Foam Recycling in Washington Appeals to Environmentalists

Washington state environmentalists have a new reason to rejoice: foam recycling has taken hold in their state as innovative recycling centers model new ways to go green.

Marilyn Lauderdale recognized the need for a foam recycling center in her community and opened Styro Recycle, LLC, in 2009. The company’s Renton, WA, location offers a free drop-off service for residents and business owners to dispose of their used polystyrene.

Styro Recycle delivers the collected foam in bulk to companies that reuse polystyrene for consumer products such as premium picture frames, crown molding, light switch covers, and garden nursery trays.

Ms. Lauderdale hopes to promote foam recycling through education. “We need to put the spotlight on what to do with our used materials instead of how [we can] ban them,” she said in an article for the Renton Patch. “More cities and communities need to put the focus on progression – and allow their residents the opportunity to recycle foam, create jobs, and [create] more opportunities.”

Styro Recycle is not the only foam recycling center in Washington.
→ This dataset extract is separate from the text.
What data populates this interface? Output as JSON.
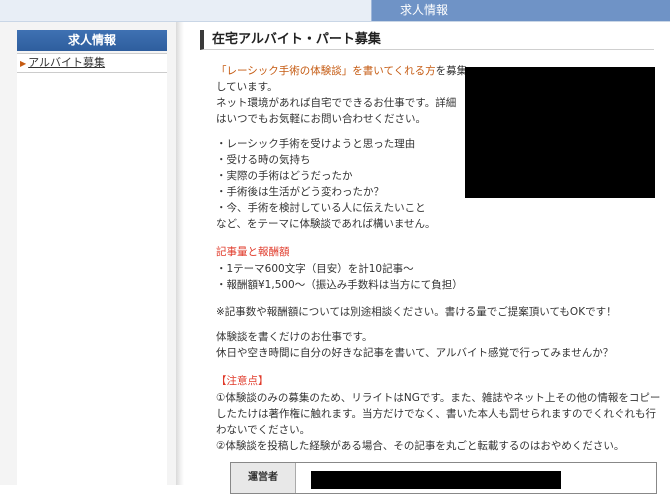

Dart Container Corporation accepts polystyrene at its drop-off location in Turnwater, and The Waste & Recovery Center in Lacey accepts polystyrene food containers and foam packaging for recycling. Each of these companies seeks to not only properly recycle foam, but to educate the public about recycling opportunities and foam misconceptions as well.

The misconceptions begin with the product’s name, as consumers commonly refer to polystyrene foam as Styrofoam. In reality, the two products are distinctly different. Styrofoam is a registered trademark of the Dow Chemical Company, used mainly for insulation purposes. Polystyrene foam, on the other hand, is almost exclusively used in food packaging products.

Many Americans are unaware that they can recycle foam, and, as the foam industry points out, there are numerous recycling centers across the country – like Styro Recycle – that accept polystyrene foam. The industry is fighting foam misconceptions with a wide-ranging educational campaign, informing consumers about the benefits of foam recycling in Washington.

According to an October 2014 report from the Expanded Polystyrene (EPS) Industry Alliance, the recycling rate of polystyrene foam climbed to 35% in 2013. This figure represents a total 127.3 million pounds of post-commercial and post-consumer packaging, as well as post-industrial recovery foam that was processed and recycled in 2013. The rate is up nearly 5% year-over-year and has steadily climbed since 1991. As word continues to spread about foam recycling, the foam industry is certain that this number will continue to rise.

Foam officials [This is confusing. Do you mean industry representatives? “Foam officials” sounds like elected officials.] are confident that an educated public will embrace foam recycling in Washington.

Find more information about Styro Recycle at http://www.styrorecycle.com.

Foam Recycling